Emile Bührle Foundation in Zurich (2008)
On February 11, 2008, four major impressionist paintings were stolen from the Foundation E.G. Bührle in Zürich, Switzerland. They were Monet’s "Poppy Field at Vetheuil," "Ludovic Lepic and his Daughter" by Edgar Degas, Van Gogh’s "Blooming Chestnut Branches," and Cézanne’s "Boy in the Red Vest." The total worth of the four is estimated at $163 million.
Two of the four paintings, Van Gogh's Blossoming Chestnut Branches and Monet's Poppies near Vétheuil, were later recovered in a nearby parked car.
Pinacoteca do Estado Museum
On June 12
, three armed men broke into the Pinacoteca do Estado Museum, Sao Paulo
with a crowbar
and a carjack
around 5:09 AM and stole "The Painter and the Model" (1963), and "Minotaur, Drinker and Women" (1933) by Pablo Picasso
, "Women at the Window" (1926) by Emiliano Di Cavalcanti
and "Couple" (1919) by Lasar Segall
. It was the second theft of art in São Paulo in six months.
The Art Loss Register
(ALR) was formed in 1991 in London
by a partnership of leading international auction houses and art trade associations, the insurance industry, and the International Foundation for Art Research.
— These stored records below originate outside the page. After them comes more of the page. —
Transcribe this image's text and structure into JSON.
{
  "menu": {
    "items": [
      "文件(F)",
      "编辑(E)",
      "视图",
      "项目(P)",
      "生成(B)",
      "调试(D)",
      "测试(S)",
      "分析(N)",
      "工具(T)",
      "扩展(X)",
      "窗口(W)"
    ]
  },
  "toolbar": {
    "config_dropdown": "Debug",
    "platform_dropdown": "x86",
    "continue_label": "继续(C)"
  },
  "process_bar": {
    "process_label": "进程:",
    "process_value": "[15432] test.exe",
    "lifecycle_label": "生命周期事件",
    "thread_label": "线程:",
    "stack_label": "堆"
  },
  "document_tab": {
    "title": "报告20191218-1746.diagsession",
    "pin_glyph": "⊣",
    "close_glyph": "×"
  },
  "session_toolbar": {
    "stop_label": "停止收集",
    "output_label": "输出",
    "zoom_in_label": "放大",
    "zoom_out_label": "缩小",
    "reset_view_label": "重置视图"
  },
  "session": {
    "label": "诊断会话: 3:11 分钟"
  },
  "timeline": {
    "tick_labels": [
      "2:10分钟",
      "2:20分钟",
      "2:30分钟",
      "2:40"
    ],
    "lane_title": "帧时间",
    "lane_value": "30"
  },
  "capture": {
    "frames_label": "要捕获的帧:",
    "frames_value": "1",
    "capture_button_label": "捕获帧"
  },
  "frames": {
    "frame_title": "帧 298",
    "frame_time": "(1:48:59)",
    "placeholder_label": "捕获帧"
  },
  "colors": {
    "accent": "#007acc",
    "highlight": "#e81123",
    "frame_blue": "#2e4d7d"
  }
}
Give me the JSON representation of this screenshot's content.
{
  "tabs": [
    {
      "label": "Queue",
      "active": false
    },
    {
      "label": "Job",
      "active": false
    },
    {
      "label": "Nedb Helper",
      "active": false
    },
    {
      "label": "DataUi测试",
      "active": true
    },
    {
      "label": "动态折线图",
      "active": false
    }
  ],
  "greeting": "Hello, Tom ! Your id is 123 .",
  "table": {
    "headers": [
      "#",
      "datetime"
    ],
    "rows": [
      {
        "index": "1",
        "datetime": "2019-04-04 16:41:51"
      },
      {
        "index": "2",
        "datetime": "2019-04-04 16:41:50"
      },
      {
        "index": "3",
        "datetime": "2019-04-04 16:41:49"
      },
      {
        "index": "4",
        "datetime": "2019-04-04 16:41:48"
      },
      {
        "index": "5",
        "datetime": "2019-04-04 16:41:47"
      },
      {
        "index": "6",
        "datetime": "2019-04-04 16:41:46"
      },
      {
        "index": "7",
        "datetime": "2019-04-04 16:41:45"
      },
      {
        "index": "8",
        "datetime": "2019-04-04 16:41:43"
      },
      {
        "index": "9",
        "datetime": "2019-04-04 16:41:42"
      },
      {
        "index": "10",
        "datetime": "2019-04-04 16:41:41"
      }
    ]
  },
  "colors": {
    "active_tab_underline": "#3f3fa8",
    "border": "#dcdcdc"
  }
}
Its shareholders include Christie's
, Phillips de Pury & Company
, and others. It is the world's largest database of stolen art and antiques dedicated to their recovery.
2007 saw the foundation of the Association for Research into Crimes against Art (ARCA). Its Director is Noah Charney, a novelist and a leading expert on the study of art theft; other founding members included the head of Scotland Yard's Arts and Antiquities Squad and several criminologists. ARCA is a nonprofit think tank dedicated principally to raising the profile of art crime (art forgery and vandalism, as well as theft) as an academic subject. It also plans to provide free consulting on the prevention of art theft, among a number of other projects dedicated to the prevention of art theft.
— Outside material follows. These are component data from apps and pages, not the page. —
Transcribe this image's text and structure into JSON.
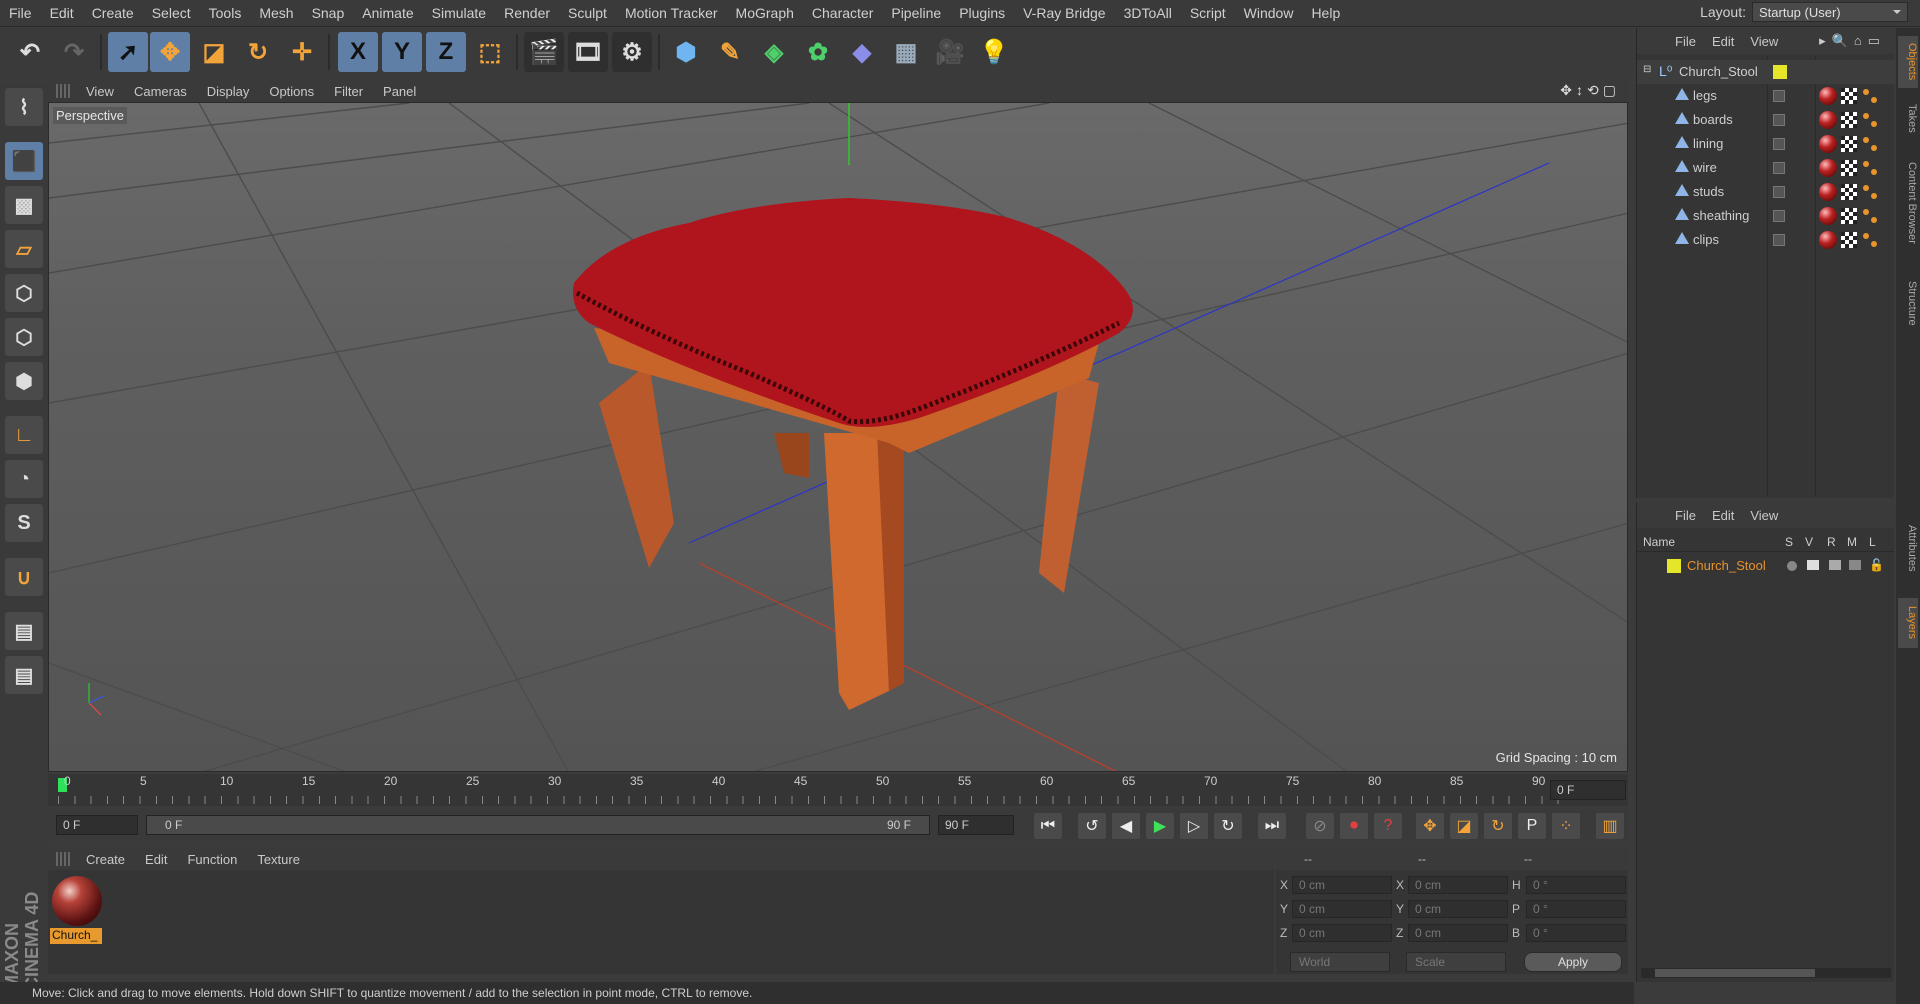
{
  "menu": {
    "items": [
      "File",
      "Edit",
      "Create",
      "Select",
      "Tools",
      "Mesh",
      "Snap",
      "Animate",
      "Simulate",
      "Render",
      "Sculpt",
      "Motion Tracker",
      "MoGraph",
      "Character",
      "Pipeline",
      "Plugins",
      "V-Ray Bridge",
      "3DToAll",
      "Script",
      "Window",
      "Help"
    ],
    "layout_label": "Layout:",
    "layout_value": "Startup (User)"
  },
  "toolbar": {
    "x_label": "X",
    "y_label": "Y",
    "z_label": "Z"
  },
  "viewport": {
    "menu": [
      "View",
      "Cameras",
      "Display",
      "Options",
      "Filter",
      "Panel"
    ],
    "camera_label": "Perspective",
    "grid_spacing": "Grid Spacing : 10 cm"
  },
  "timeline": {
    "ticks": [
      "0",
      "5",
      "10",
      "15",
      "20",
      "25",
      "30",
      "35",
      "40",
      "45",
      "50",
      "55",
      "60",
      "65",
      "70",
      "75",
      "80",
      "85",
      "90"
    ],
    "current_frame": "0 F",
    "start": "0 F",
    "range_start": "0 F",
    "range_end": "90 F",
    "end": "90 F"
  },
  "material_manager": {
    "menu": [
      "Create",
      "Edit",
      "Function",
      "Texture"
    ],
    "material_name": "Church_"
  },
  "coordinates": {
    "header": [
      "--",
      "--",
      "--"
    ],
    "rows": [
      {
        "a": "X",
        "av": "0 cm",
        "b": "X",
        "bv": "0 cm",
        "c": "H",
        "cv": "0 °"
      },
      {
        "a": "Y",
        "av": "0 cm",
        "b": "Y",
        "bv": "0 cm",
        "c": "P",
        "cv": "0 °"
      },
      {
        "a": "Z",
        "av": "0 cm",
        "b": "Z",
        "bv": "0 cm",
        "c": "B",
        "cv": "0 °"
      }
    ],
    "space": "World",
    "mode": "Scale",
    "apply": "Apply"
  },
  "status": "Move: Click and drag to move elements. Hold down SHIFT to quantize movement / add to the selection in point mode, CTRL to remove.",
  "objects": {
    "menu": [
      "File",
      "Edit",
      "View"
    ],
    "root": "Church_Stool",
    "children": [
      "legs",
      "boards",
      "lining",
      "wire",
      "studs",
      "sheathing",
      "clips"
    ]
  },
  "layers": {
    "menu": [
      "File",
      "Edit",
      "View"
    ],
    "columns": [
      "Name",
      "S",
      "V",
      "R",
      "M",
      "L"
    ],
    "items": [
      "Church_Stool"
    ]
  },
  "side_tabs": [
    "Objects",
    "Takes",
    "Content Browser",
    "Structure",
    "Attributes",
    "Layers"
  ],
  "brand": "MAXON CINEMA 4D",
  "colors": {
    "accent": "#e8932b",
    "selection_blue": "#5f7fa6",
    "stool_red": "#b0141c",
    "wood": "#c8642a"
  }
}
In the public sphere, Interpol, the FBI, London's Metropolitan Police, and a number of other law enforcement agencies worldwide maintain "art squads" dedicated to investigating thefts of this nature and recovering stolen works of art.
Fictional art theft
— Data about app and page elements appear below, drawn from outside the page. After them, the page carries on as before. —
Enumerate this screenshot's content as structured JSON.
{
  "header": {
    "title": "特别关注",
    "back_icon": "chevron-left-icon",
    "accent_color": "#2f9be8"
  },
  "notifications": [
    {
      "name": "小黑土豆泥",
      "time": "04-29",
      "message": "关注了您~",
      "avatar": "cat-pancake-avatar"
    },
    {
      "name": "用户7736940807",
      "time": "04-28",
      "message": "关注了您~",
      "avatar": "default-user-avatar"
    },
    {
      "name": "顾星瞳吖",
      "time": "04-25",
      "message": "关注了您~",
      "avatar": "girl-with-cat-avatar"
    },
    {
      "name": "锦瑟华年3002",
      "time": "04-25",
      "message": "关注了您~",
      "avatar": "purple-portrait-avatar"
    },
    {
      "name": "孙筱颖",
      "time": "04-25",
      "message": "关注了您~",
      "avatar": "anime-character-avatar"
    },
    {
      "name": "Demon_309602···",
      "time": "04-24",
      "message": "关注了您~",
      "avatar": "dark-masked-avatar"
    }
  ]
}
Genres such as crime fiction
often portray fictional art thefts as glamorous or exciting. In literature, a niche of the mystery
genre is devoted to art theft and forgery. In film, a caper story
usually features complicated heist plots and visually exciting getaway scenes. In many of these movies, the stolen art piece is a MacGuffin
- Author Iain Pears has a series of novels known as the Art History Mysteries, each of which follows a fictional shady dealing in the art history world.
- St. Agatha's Breast by T. C. Van Adler follows an order of monks attempting to track the theft of an early Poussin work.
- The Man Who Stole the Mona Lisa by Robert Noah is a historical fiction speculating on the motivations behind the actual theft.
- Inca Gold by Clive Cussler is a Dirk Pitt adventure about pre-Columbian art theft.
- Author James Twining has written a trio of novels featuring a character called Tom Kirk, who is/was an art thief. The third book, The Gilded Seal is centred around a fictional theft of Da Vinci works, specifically, the Mona Lisa.
- Author Eoin Colfer's book, Artemis Fowl: The Opal Deception features the theft of a painting from a highly guarded Swiss bank.
Images of some artworks that have been stolen and were not recovered yet.
- Dolnick, Edward (2005). The Rescue Artist: A True Story of Art, Thieves, and the Hunt for a Missing Masterpiece. HarperCollins. A detailed account of the recovery of Munch's The Scream after it was stolen from the National Gallery in Oslo in 1994.
- McShane, Thomas, with Dary Matera (2007). Loot: Inside the World of Stolen Art. Maverick House.
- Reit, Seymour (1981). The Day They Stole the Mona Lisa. Summit Books.